  4. Ask local schools to ditch soda machines and make filtered water and functioning fountains available.
  5. Encourage local retailers to carry smaller-sized sodas (8 and 12 ounces).
  6. Take it easy on the diet drinks. “Artificial sweeteners are an option for people who need to wean themselves off of the sugary stuff, similar to a nicotine patch for a smoker. If you do choose artificially sweetened beverages, those sweetened with aspartame are probably the best choice, since aspartame is made of two substances found naturally in food and has a good safety track record,” the recommendation reads. “It is wise to wean yourself off of artificial sweeteners, little by little, because of the unanswered questions about the relationship between diet drinks and obesity.”
Like Us On Facebook Follow Us On Twitter
  • jamesfrmphilly

    sugar is an addictive substance and should be treated as such……

  • Apple

    I’m addicted to coke.. a cola.. When I open that can and take a swish of that freshly popped soda, it’s like europhia. Coke makes me feel better when Im sick and calms my nerves . Always say I’m going to stop but I find myself drinking more and more again. Coca cola even sends me txt msgs and birthday emails.

    • jamesfrmphilly

      i once felt the same way.
      after being diagnosed with diabetes i stopped cold turkey.
      i no longer want any soda. they taste too sweet to me.
      liquid crack.

  • Overseas_Honeybee

    Dew Mouth. I saw it on TV. H2O is the way to go. I can’t even stomach soda anymore. Yuck!

    • Jasmin
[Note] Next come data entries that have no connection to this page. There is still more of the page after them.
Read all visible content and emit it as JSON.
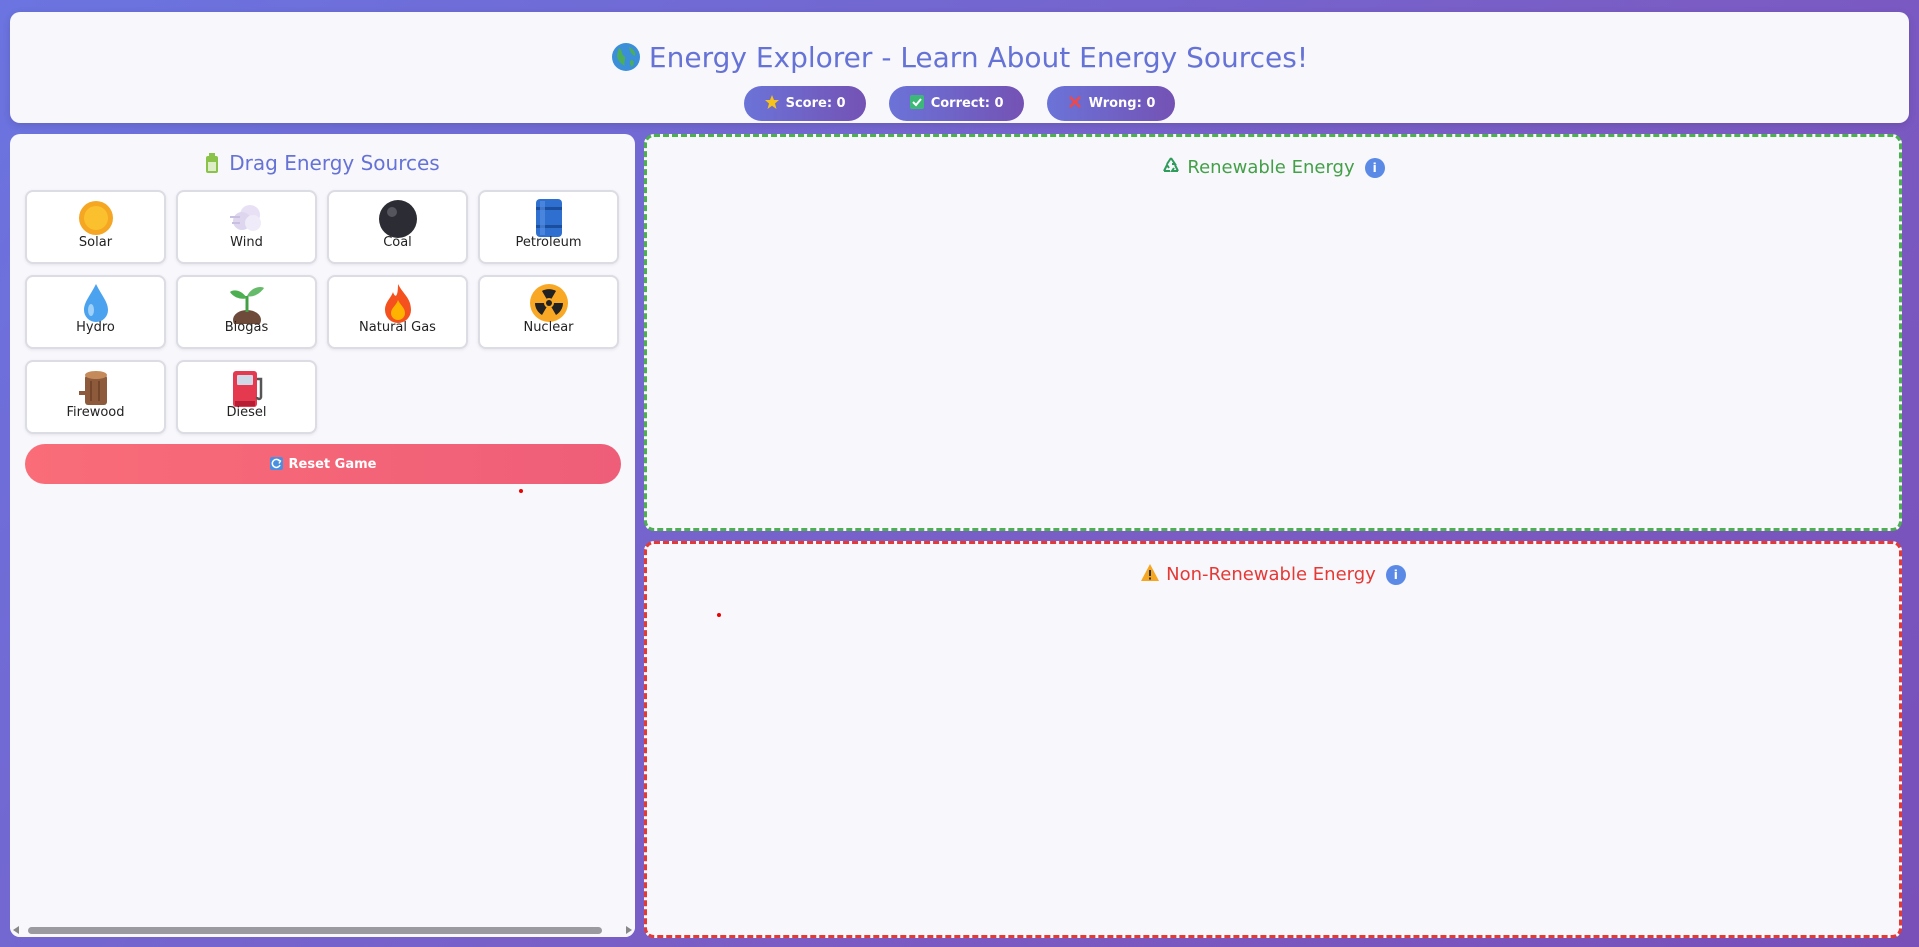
{
  "header": {
    "title": "Energy Explorer - Learn About Energy Sources!",
    "stats": [
      {
        "label": "Score: 0",
        "icon": "star-icon"
      },
      {
        "label": "Correct: 0",
        "icon": "check-icon"
      },
      {
        "label": "Wrong: 0",
        "icon": "cross-icon"
      }
    ]
  },
  "sources_panel": {
    "title": "Drag Energy Sources",
    "cards": [
      {
        "label": "Solar",
        "icon": "sun-icon"
      },
      {
        "label": "Wind",
        "icon": "wind-icon"
      },
      {
        "label": "Coal",
        "icon": "coal-icon"
      },
      {
        "label": "Petroleum",
        "icon": "oil-barrel-icon"
      },
      {
        "label": "Hydro",
        "icon": "water-drop-icon"
      },
      {
        "label": "Biogas",
        "icon": "sprout-icon"
      },
      {
        "label": "Natural Gas",
        "icon": "flame-icon"
      },
      {
        "label": "Nuclear",
        "icon": "radiation-icon"
      },
      {
        "label": "Firewood",
        "icon": "log-icon"
      },
      {
        "label": "Diesel",
        "icon": "fuel-pump-icon"
      }
    ],
    "reset_label": "Reset Game"
  },
  "zones": {
    "renewable": {
      "title": "Renewable Energy",
      "color": "#4caf50"
    },
    "non_renewable": {
      "title": "Non-Renewable Energy",
      "color": "#e53935"
    }
  },
  "colors": {
    "accent": "#6673d6",
    "reset": "#f96c78"
  }
}
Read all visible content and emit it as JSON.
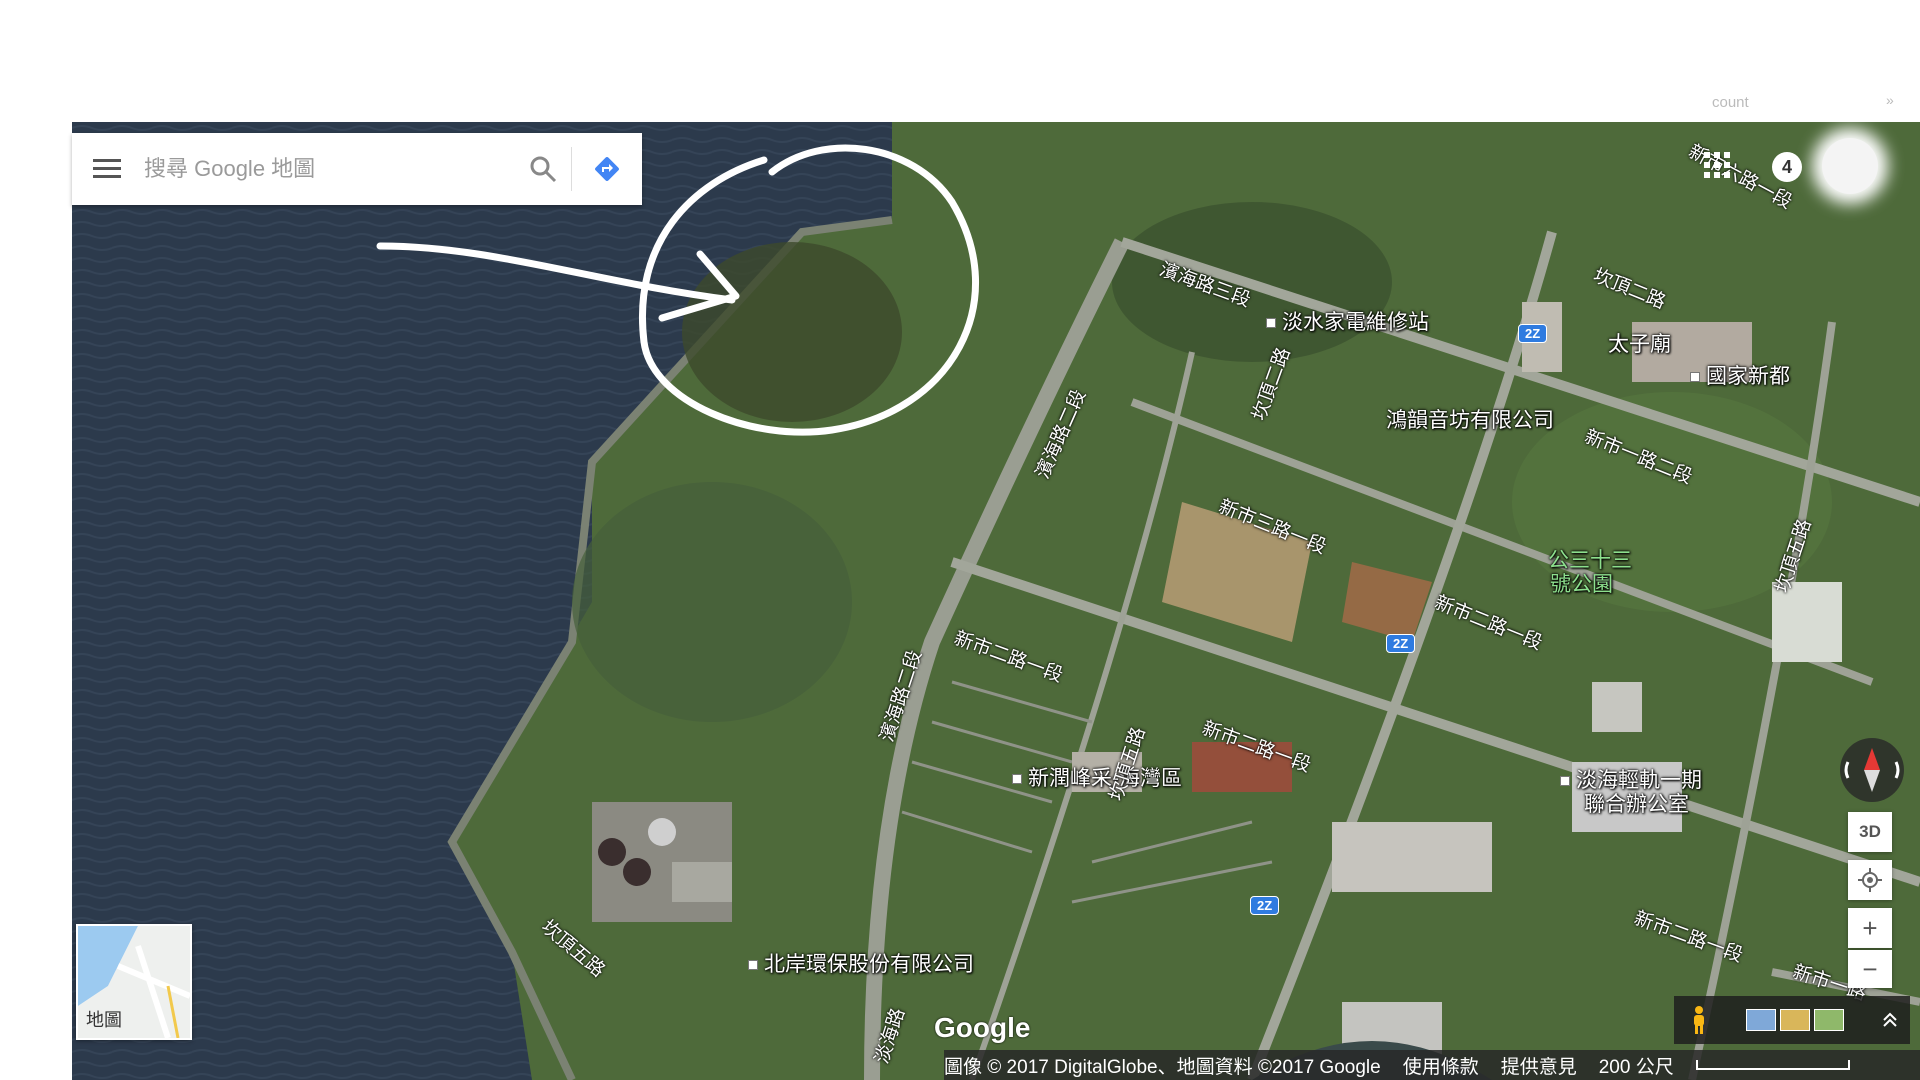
{
  "top": {
    "account_text": "count",
    "chevron": "»",
    "notification_count": "4"
  },
  "search": {
    "placeholder": "搜尋 Google 地圖"
  },
  "icons": {
    "menu": "menu-icon",
    "search": "search-icon",
    "directions": "directions-icon",
    "apps": "apps-grid-icon",
    "compass": "compass-icon",
    "location": "my-location-icon",
    "pegman": "pegman-icon",
    "expand": "chevron-up-icon"
  },
  "map": {
    "places": [
      "淡水家電維修站",
      "太子廟",
      "國家新都",
      "鴻韻音坊有限公司",
      "公三十三",
      "號公園",
      "新潤峰采-海灣區",
      "淡海輕軌一期",
      "聯合辦公室",
      "北岸環保股份有限公司"
    ],
    "roads": [
      "濱海路三段",
      "坎頂二路",
      "坎頂二路",
      "新市六路一段",
      "濱海路二段",
      "新市三路一段",
      "新市二路一段",
      "新市二路一段",
      "新市二路一段",
      "新市一路二段",
      "坎頂五路",
      "坎頂五路",
      "濱海路二段",
      "淡海路",
      "坎頂五路",
      "新市二路一段",
      "新市一路"
    ],
    "route_shields": [
      "2Z",
      "2Z",
      "2Z"
    ]
  },
  "controls": {
    "three_d": "3D",
    "zoom_in": "+",
    "zoom_out": "−"
  },
  "minimap": {
    "label": "地圖"
  },
  "footer": {
    "logo": "Google",
    "imagery": "圖像 © 2017 DigitalGlobe、地圖資料 ©2017 Google",
    "terms": "使用條款",
    "feedback": "提供意見",
    "scale": "200 公尺"
  },
  "colors": {
    "water": "#2c3a4c",
    "land": "#4e6a3a",
    "annotation": "#ffffff",
    "directions": "#4285f4"
  }
}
      True. I never ever drink soda. I can’t stand the taste of it. It’s pure poison, and a definite factor in the American obesity epidemic. It should be banned as a health hazard. At the very least, the FDA should require warning labels! Anecdotal evidence suggests that aspartame can cause neurological disturbances. If you must use artificial sweeteners, pick stevia, a safer, 100% natural sweetener derived from the stevia plant. takes a little getting used to, but it’s just as good as Splenda or Equal.

  • Ryan

    I never drank soda on a regular basis. My parents would buy a few 2 liters for our birthday parties or other large gatherings, and we might have a soda when out to dinner, but it was never in the house more than 4 times a year, maybe 5 if we include sparkling juices for Thanksgiving. I primarily drank milk, my sister primarily drank apple juice, my father primarily drank orange juice, and my mother pretty much only drank water.
    Since coming to college though, I’ve met people who drink SSBs on a regular basis, and those who actively reject them, going years without touching one. Since I was raised “sans-soda” as it were, it never seemed like a big deal to me, but more and more I’m realizing that it is.

  • Pingback: Biologist calls sodas and fizzy beverages ‘evil’ « Talesfromthelou's Blog()